However, sandwiched in between them is a Detroit, a team one would hardly expect to find here. The Winged Wheelmen only managed to get 29 NHL players from their 108 draft picks (which is in the middle of the pack among all NHL teams). If one looks at the number of NHL players per draft pick (i.e. how likely is it that one of the players picked by a team actually gets into the NHL) the Wings place last at less than 27%. For comparison, the Bruins (43.5%) and Wild (44.2%) are on top.
What is good for the Red Wings is however that the players that make it to the NHL, stay in the NHL. They have the fourth highest average of games played by a player they drafted that made it to the NHL, with 198. This is almost a full 100 games more than the last ranked team, Tampa Bay Lightning, who are also the only team to get less than 100 games from each player they pick. The Buffalo Sabres are a surprising first place here, as players they picked stayed an average 234 games in the NHL.
Considering this number, it is less surprising that the Buffalo Sabres also get the most number of points per player that manages to get into the NHL, at 101. They are the only team above 100 even beating out the Capitals and Penguins (91 each) who can boast players like Ovechkin, Semin, Crosby or Malkin. Their rank falls a bit when looking at it on a per game basis, but is still good.
When adjusting the statistics to a per game basis (i.e. the number of points per game scored by players drafted by a team) the Flyers make a somewhat surprising appearance on top, narrowly beating out the Penguins. The Capitals are fourth, but above them to my astonishment rank the Winnipeg Jets née Atlanta Thrashers, but then one might remember that Ilya Kovalchuk and Danny Heatley were drafted by that organization. Detroit ranks in the middle of the pack here.
The team that seems to be doing worst at here is the Tampa Bay Lightning, who rank near the bottom of the NHL players per draft pick and are dead last in points per game played by their draft picks and games those draft picks even get to play in the NHL on average.
The Buffalo Sabres on the other hand have a very strong showing in this analysis. This also seems mostly through longevity of their drafted players.
While the Detroit Red Wings do not suck outright in developing NHL talent, it is still very surprising that so few players they have picked since 2000 actually managed to get into the NHL. The picks they have made and resulted in a points percentage ranking only around the middle of the NHL. The Red Wings management also has an approach to trading that can only be described as "ultra-conservative". Additionally it seems that they a hard time getting big ticket free agents sign there (e.g. Suter) and are reduced to picking up veterans on their last legs like Modano or Alfredsson. Zetterberg and Datsyuk aren't getting younger either.

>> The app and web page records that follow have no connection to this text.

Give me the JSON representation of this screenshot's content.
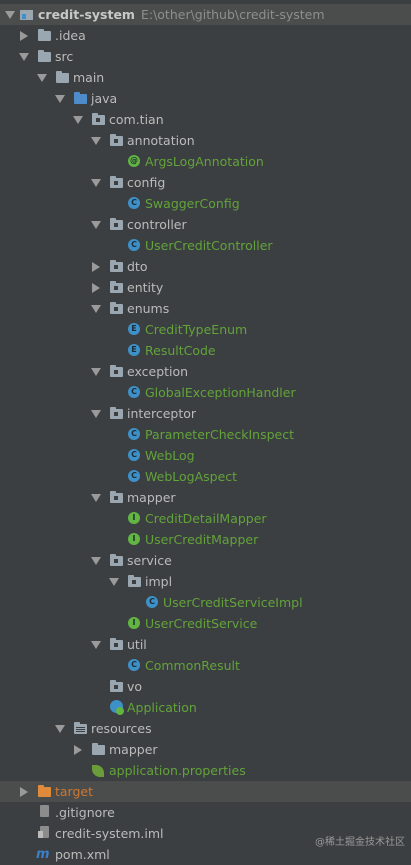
{
  "project": {
    "name": "credit-system",
    "path": "E:\\other\\github\\credit-system"
  },
  "tree": {
    "idea": ".idea",
    "src": "src",
    "main": "main",
    "java": "java",
    "pkg": "com.tian",
    "annotation": "annotation",
    "args_log_annotation": "ArgsLogAnnotation",
    "config": "config",
    "swagger_config": "SwaggerConfig",
    "controller": "controller",
    "user_credit_controller": "UserCreditController",
    "dto": "dto",
    "entity": "entity",
    "enums": "enums",
    "credit_type_enum": "CreditTypeEnum",
    "result_code": "ResultCode",
    "exception": "exception",
    "global_exception_handler": "GlobalExceptionHandler",
    "interceptor": "interceptor",
    "parameter_check_inspect": "ParameterCheckInspect",
    "web_log": "WebLog",
    "web_log_aspect": "WebLogAspect",
    "mapper": "mapper",
    "credit_detail_mapper": "CreditDetailMapper",
    "user_credit_mapper": "UserCreditMapper",
    "service": "service",
    "impl": "impl",
    "user_credit_service_impl": "UserCreditServiceImpl",
    "user_credit_service": "UserCreditService",
    "util": "util",
    "common_result": "CommonResult",
    "vo": "vo",
    "application": "Application",
    "resources": "resources",
    "res_mapper": "mapper",
    "application_properties": "application.properties",
    "target": "target",
    "gitignore": ".gitignore",
    "iml": "credit-system.iml",
    "pom": "pom.xml"
  },
  "badges": {
    "class": "C",
    "annotation": "@",
    "enum": "E",
    "interface": "I",
    "maven": "m"
  },
  "watermark": "@稀土掘金技术社区",
  "colors": {
    "background": "#3c3f41",
    "text": "#bbbbbb",
    "class_text": "#62a33a",
    "target_text": "#cc7832",
    "source_folder": "#4e8bca"
  }
}
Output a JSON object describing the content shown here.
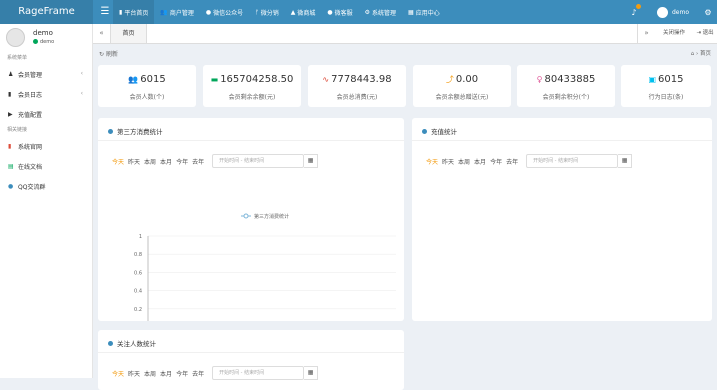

Even Steve Yzerman doesn't seem to be doing too hot either in Tampa. Though the 10 years also taken into consideration in this analysis prior to his involvement are definitely a large part of the Lightning's miserable showing in this set of data, one should note that only 4 players of the 28 drafted by Yzerman have managed to make it to the NHL so far, and they have combined for 55 points in 159 games. Considering that Yzerman was groomed to be Detroit's next GM, this seems worrisome.
Taking all these factors into consideration one may very well wonder how long the Red Wings can keep up with the rest of the league.